"I don't know what I have. I get about four hundred a year, but I do not know what it is worth, or how far it can all be turned into money. I should wish to keep a hundred a year and let him have the rest."

"What; eight thousand pounds!" said the father who in spite of his wish not to oppose her, could not but express his dismay.

"I do not imagine that he will want so much; but if he should, I wish that he should have it."

"Heaven and earth!" said John Vavasor. "Of course we should have to give up the house." He could not suppress his trouble, or refrain from bursting out in agony at the prospect of such a loss.

"But he has asked me for nothing yet, papa."

"No, exactly; and perhaps he may not; but I wish to know what to do when the demand is made. I am not going to oppose you now; your money is your own, and you have a right to do with it as you please;—but would you gratify me in one thing?"

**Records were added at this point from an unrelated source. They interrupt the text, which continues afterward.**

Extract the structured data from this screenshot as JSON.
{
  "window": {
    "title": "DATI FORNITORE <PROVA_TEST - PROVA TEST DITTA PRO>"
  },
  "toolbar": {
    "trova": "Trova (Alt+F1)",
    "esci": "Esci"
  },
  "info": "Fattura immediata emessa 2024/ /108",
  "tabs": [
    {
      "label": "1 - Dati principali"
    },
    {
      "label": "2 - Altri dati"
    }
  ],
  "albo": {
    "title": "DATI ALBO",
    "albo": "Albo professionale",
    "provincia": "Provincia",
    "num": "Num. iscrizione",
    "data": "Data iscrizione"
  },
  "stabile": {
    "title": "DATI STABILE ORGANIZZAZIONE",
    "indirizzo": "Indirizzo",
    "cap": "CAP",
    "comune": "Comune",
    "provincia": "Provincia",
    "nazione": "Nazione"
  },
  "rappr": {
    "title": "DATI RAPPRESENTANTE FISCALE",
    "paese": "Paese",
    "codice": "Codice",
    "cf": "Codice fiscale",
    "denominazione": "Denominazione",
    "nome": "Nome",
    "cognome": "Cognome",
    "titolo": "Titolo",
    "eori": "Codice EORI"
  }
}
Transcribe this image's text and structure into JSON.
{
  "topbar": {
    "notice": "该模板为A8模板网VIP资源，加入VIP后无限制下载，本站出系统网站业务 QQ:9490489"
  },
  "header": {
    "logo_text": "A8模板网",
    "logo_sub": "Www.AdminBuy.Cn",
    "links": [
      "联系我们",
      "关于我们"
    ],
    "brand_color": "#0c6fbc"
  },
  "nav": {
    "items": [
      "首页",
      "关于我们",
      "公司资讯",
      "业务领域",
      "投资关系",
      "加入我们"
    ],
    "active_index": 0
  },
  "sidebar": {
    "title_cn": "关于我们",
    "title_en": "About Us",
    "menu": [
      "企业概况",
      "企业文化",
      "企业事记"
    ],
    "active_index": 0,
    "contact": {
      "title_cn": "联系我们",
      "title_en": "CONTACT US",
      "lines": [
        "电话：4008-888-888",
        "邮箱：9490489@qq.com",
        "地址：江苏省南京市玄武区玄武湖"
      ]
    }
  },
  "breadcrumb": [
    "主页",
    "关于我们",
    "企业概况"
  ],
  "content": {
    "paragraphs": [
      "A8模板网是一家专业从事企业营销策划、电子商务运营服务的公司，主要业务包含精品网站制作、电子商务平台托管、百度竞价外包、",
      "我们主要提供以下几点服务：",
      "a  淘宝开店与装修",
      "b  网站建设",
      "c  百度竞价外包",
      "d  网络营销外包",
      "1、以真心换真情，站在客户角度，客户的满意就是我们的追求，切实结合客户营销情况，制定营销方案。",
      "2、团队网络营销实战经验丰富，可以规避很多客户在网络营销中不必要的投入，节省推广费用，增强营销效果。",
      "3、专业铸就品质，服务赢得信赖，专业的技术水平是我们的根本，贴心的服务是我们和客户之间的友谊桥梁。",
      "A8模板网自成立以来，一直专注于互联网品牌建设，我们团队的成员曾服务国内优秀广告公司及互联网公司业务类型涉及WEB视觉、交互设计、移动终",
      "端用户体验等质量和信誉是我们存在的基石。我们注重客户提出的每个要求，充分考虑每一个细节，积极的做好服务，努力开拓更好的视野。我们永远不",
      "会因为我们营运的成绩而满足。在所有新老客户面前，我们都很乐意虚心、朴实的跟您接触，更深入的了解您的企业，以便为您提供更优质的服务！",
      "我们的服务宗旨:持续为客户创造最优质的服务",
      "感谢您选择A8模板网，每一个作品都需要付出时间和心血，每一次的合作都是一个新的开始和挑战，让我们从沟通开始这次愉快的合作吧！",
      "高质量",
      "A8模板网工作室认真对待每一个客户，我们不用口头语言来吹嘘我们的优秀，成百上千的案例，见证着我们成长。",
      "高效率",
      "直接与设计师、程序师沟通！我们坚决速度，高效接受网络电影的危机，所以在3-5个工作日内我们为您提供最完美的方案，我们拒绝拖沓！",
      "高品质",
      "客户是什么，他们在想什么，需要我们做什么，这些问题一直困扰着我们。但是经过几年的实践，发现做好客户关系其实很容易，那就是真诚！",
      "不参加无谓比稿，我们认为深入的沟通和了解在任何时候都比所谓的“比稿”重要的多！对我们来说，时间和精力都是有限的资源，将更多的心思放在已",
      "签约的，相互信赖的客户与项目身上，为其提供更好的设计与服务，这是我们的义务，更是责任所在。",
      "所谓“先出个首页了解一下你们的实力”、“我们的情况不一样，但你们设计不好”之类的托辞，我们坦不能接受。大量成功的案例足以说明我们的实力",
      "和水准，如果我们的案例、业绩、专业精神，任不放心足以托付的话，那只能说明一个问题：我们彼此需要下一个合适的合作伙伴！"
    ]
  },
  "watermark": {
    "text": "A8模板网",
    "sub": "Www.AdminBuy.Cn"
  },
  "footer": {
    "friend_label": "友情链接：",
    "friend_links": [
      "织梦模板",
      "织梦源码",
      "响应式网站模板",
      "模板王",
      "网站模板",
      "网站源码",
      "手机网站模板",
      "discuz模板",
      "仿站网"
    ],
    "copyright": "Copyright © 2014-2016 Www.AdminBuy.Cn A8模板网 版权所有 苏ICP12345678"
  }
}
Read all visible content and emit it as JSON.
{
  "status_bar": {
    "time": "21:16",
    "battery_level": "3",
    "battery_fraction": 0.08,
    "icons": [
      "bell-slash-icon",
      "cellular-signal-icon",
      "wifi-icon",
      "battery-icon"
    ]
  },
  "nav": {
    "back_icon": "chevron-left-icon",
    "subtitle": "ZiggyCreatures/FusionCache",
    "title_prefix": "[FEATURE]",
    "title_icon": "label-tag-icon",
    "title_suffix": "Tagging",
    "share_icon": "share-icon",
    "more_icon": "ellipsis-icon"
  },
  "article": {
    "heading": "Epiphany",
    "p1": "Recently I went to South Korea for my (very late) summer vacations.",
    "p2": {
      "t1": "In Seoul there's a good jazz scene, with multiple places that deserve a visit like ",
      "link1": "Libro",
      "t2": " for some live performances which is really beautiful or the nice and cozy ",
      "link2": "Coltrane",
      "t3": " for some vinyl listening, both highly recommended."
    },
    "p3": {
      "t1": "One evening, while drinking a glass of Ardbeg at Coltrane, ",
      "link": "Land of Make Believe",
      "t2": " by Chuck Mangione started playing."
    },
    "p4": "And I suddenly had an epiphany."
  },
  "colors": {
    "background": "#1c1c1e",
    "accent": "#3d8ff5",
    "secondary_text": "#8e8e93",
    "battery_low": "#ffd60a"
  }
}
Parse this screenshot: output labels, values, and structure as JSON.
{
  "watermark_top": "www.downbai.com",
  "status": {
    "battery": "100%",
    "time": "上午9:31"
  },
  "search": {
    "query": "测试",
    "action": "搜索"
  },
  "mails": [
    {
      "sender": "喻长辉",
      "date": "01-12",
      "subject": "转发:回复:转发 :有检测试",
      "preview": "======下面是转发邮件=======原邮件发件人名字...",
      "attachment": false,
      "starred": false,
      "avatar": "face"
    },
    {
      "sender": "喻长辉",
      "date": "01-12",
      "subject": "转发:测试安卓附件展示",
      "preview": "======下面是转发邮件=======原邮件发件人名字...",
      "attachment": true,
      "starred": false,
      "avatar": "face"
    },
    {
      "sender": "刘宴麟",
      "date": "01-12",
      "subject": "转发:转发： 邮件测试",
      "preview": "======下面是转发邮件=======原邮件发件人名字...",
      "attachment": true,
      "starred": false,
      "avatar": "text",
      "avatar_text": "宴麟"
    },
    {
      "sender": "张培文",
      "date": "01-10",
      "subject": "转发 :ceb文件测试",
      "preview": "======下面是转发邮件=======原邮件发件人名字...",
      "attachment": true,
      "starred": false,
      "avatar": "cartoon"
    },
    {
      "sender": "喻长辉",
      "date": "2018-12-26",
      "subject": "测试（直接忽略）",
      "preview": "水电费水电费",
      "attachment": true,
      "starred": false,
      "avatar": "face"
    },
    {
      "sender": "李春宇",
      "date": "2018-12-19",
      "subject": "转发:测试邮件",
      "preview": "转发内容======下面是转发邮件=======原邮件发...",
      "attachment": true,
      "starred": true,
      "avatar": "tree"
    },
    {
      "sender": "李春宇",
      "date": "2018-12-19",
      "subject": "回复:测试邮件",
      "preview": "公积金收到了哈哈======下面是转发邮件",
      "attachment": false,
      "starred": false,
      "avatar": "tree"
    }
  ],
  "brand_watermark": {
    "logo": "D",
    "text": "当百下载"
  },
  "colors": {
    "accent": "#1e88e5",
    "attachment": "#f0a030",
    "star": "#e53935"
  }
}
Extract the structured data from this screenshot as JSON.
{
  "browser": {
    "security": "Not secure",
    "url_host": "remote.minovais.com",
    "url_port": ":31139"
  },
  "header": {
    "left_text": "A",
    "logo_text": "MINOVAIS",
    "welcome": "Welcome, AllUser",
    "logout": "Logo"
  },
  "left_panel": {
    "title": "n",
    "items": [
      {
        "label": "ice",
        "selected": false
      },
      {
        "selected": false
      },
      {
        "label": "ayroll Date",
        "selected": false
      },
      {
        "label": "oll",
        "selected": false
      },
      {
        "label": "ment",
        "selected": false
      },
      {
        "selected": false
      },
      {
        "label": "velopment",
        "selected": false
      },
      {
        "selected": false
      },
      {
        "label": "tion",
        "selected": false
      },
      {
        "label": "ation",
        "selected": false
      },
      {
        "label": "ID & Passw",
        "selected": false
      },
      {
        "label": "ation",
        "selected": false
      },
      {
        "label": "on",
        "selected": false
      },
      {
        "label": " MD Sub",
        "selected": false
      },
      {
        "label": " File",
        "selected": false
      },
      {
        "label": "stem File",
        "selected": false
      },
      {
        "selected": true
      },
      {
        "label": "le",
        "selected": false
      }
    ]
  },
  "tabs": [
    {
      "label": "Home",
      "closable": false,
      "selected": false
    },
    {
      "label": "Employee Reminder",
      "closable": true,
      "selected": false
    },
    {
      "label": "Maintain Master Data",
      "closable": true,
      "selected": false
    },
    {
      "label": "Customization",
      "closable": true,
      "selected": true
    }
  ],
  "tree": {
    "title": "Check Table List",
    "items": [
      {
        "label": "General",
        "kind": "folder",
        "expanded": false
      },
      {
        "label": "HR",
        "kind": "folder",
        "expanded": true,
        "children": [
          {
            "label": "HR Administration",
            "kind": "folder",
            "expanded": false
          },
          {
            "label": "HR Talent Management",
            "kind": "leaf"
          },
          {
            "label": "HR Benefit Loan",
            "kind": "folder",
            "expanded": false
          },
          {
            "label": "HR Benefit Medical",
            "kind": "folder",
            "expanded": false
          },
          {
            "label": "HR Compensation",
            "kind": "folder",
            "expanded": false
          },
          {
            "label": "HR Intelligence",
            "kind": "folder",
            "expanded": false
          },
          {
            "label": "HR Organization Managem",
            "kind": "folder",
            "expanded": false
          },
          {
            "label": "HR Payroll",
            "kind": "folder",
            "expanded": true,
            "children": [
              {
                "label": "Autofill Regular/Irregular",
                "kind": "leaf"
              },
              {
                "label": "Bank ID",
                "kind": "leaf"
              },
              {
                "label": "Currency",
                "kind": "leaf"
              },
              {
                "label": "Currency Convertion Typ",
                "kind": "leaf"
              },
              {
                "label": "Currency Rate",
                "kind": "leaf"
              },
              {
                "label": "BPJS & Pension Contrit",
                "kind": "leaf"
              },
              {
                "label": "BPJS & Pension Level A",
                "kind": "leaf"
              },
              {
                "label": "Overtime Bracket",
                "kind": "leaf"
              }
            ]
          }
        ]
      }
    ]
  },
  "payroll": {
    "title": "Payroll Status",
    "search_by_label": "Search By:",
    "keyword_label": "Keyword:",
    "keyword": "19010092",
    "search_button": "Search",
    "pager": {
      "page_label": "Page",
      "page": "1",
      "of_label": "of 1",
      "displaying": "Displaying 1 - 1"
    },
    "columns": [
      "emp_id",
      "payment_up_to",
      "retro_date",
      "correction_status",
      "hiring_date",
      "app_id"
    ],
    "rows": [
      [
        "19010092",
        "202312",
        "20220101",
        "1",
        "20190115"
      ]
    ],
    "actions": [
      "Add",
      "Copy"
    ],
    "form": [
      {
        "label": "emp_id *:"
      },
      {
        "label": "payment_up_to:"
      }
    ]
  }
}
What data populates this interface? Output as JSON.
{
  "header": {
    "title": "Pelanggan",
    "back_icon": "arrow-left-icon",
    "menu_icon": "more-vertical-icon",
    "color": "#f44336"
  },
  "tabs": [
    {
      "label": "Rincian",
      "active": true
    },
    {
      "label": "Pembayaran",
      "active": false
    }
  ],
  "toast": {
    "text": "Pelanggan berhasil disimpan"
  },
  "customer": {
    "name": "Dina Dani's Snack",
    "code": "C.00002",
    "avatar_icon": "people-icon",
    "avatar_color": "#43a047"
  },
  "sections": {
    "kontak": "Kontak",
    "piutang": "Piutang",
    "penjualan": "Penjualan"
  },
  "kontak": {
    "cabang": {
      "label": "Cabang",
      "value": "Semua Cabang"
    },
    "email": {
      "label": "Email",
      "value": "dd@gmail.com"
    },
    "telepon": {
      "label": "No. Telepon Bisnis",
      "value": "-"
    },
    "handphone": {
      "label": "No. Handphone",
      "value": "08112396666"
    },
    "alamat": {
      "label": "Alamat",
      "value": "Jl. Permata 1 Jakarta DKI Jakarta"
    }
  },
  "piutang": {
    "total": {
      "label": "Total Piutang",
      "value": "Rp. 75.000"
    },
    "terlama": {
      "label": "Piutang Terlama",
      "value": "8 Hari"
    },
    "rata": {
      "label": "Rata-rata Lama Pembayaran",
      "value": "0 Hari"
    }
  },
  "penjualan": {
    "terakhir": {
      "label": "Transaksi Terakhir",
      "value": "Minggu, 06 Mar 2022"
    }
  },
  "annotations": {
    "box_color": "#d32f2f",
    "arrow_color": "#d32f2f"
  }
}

"What is it, papa?"

"When he does apply, let the amount be raised through me?"

"How through you?"

"Come to me; I mean, so that I may see the lawyer, and have the arrangements made." Then he explained to her that in dealing with large sums of money, it could not be right that she should do so without his knowledge, even though the property was her own. "I will promise you that I will not oppose your wishes," he said. Then Alice undertook that when such case should arise the money should be raised through his means.

The day but one following this she received a letter from Lady Glencora, who was still at Matching Priory. It was a light-spirited, chatty, amusing letter, intended to be happy in its tone,—intended to have a flavour of happiness, but just failing through the too apparent meaning of a word here and there. "You will see that I am at Matching," the letter said, "whereas you will remember that I was to have been at Monkshade. I escaped at last by a violent effort, and am now passing my time innocently,—I fear not so profitably as she would induce me to do,—with Iphy Palliser. You remember Iphy. She is a good creature, and would fain turn even me to profit, if it were possible. I own that I am thinking of them all at Monkshade, and am in truth delighted that I am not there. My absence is entirely laid upon your shoulders. That wicked evening amidst the ruins! Poor ruins. I go there alone sometimes and fancy that I hear such voices from the walls, and see such faces through the broken windows! All the old Pallisers come and frown at me, and tell me that I am not good enough to belong to them. There is a particular window to which Sir Guy comes and makes faces at me. I told Iphy the other day, and she answered me very gravely, that I might, if I chose, make myself good enough for the Pallisers. Even for the Pallisers! Isn't that beautiful?"

Then Lady Glencora went on to say, that her husband intended to come up to London early in the session, and that she would accompany him. "That is," added Lady Glencora, "if I am still good enough for the Pallisers at that time."